Supplied material |
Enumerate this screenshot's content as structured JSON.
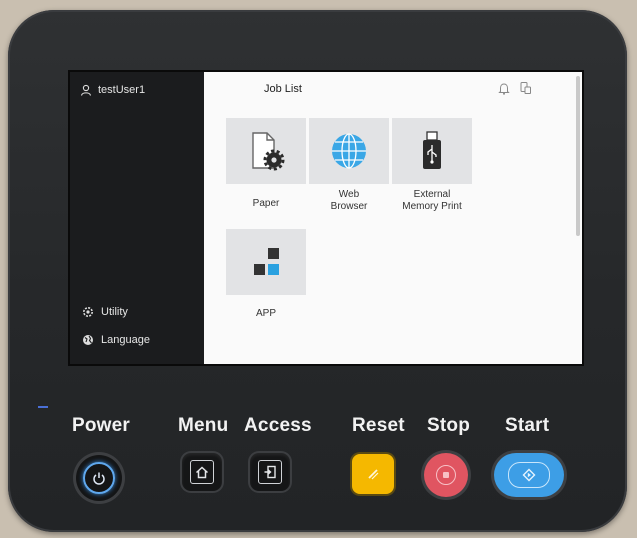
{
  "screen": {
    "user": "testUser1",
    "job_list": "Job List",
    "sidebar_bottom": [
      {
        "label": "Utility",
        "icon": "gear-icon"
      },
      {
        "label": "Language",
        "icon": "globe-icon"
      }
    ],
    "apps": [
      {
        "label": "Paper",
        "icon": "paper-settings-icon"
      },
      {
        "label": "Web Browser",
        "label_lines": [
          "Web",
          "Browser"
        ],
        "icon": "globe-icon"
      },
      {
        "label": "External Memory Print",
        "label_lines": [
          "External",
          "Memory Print"
        ],
        "icon": "usb-drive-icon"
      },
      {
        "label": "APP",
        "icon": "app-grid-icon"
      }
    ]
  },
  "panel": {
    "power": "Power",
    "menu": "Menu",
    "access": "Access",
    "reset": "Reset",
    "stop": "Stop",
    "start": "Start"
  },
  "colors": {
    "reset": "#f5b800",
    "stop": "#e05561",
    "start": "#3d9ee6",
    "accent_blue": "#2aa1e0",
    "tile_bg": "#e2e3e5",
    "sidebar_bg": "#1b1c1e"
  }
}
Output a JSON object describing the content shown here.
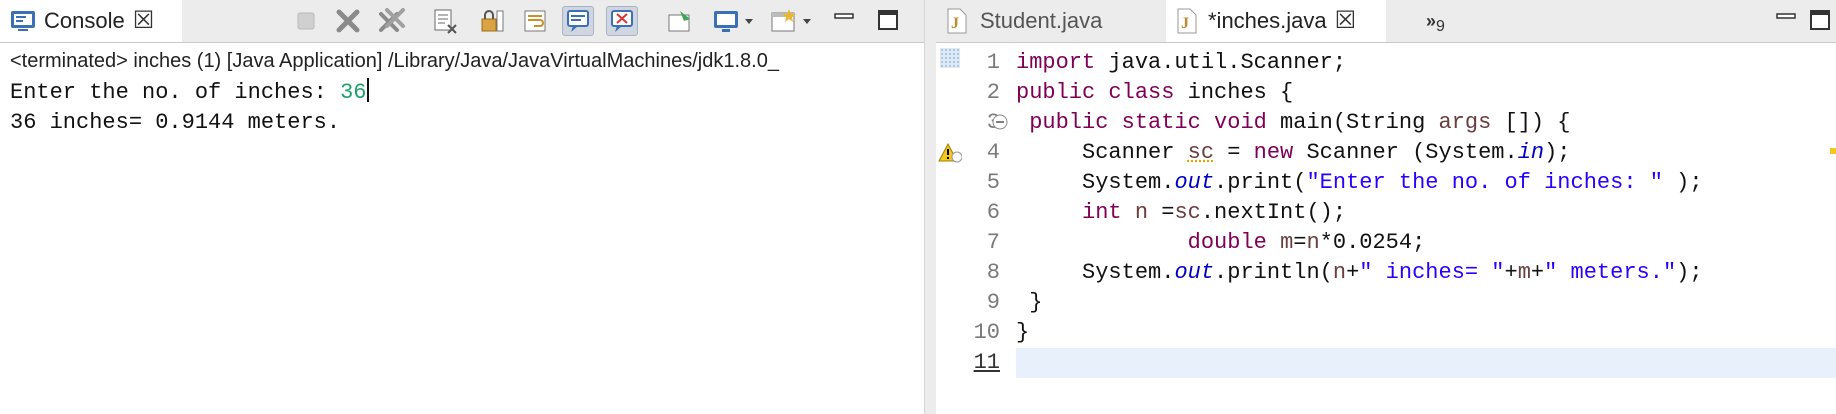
{
  "console_view": {
    "tab_label": "Console",
    "header": "<terminated> inches (1) [Java Application] /Library/Java/JavaVirtualMachines/jdk1.8.0_",
    "output_prompt": "Enter the no. of inches: ",
    "output_input": "36",
    "output_result": "36 inches= 0.9144 meters.",
    "toolbar_icons": [
      "terminate-icon",
      "remove-launch-icon",
      "remove-all-launches-icon",
      "clear-console-icon",
      "scroll-lock-icon",
      "word-wrap-icon",
      "show-on-stdout-icon",
      "show-on-stderr-icon",
      "pin-console-icon",
      "display-console-icon",
      "open-console-icon",
      "minimize-icon",
      "maximize-icon"
    ]
  },
  "editor": {
    "tabs": [
      {
        "label": "Student.java",
        "active": false
      },
      {
        "label": "*inches.java",
        "active": true
      }
    ],
    "overflow_count": "9",
    "line_numbers": [
      "1",
      "2",
      "3",
      "4",
      "5",
      "6",
      "7",
      "8",
      "9",
      "10",
      "11"
    ]
  },
  "colors": {
    "keyword": "#7f0055",
    "string": "#2a00ff",
    "static_field": "#0000c0",
    "console_input": "#21a06c"
  }
}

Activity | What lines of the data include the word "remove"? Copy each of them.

Answer to this problem |
      "remove-launch-icon",
      "remove-all-launches-icon",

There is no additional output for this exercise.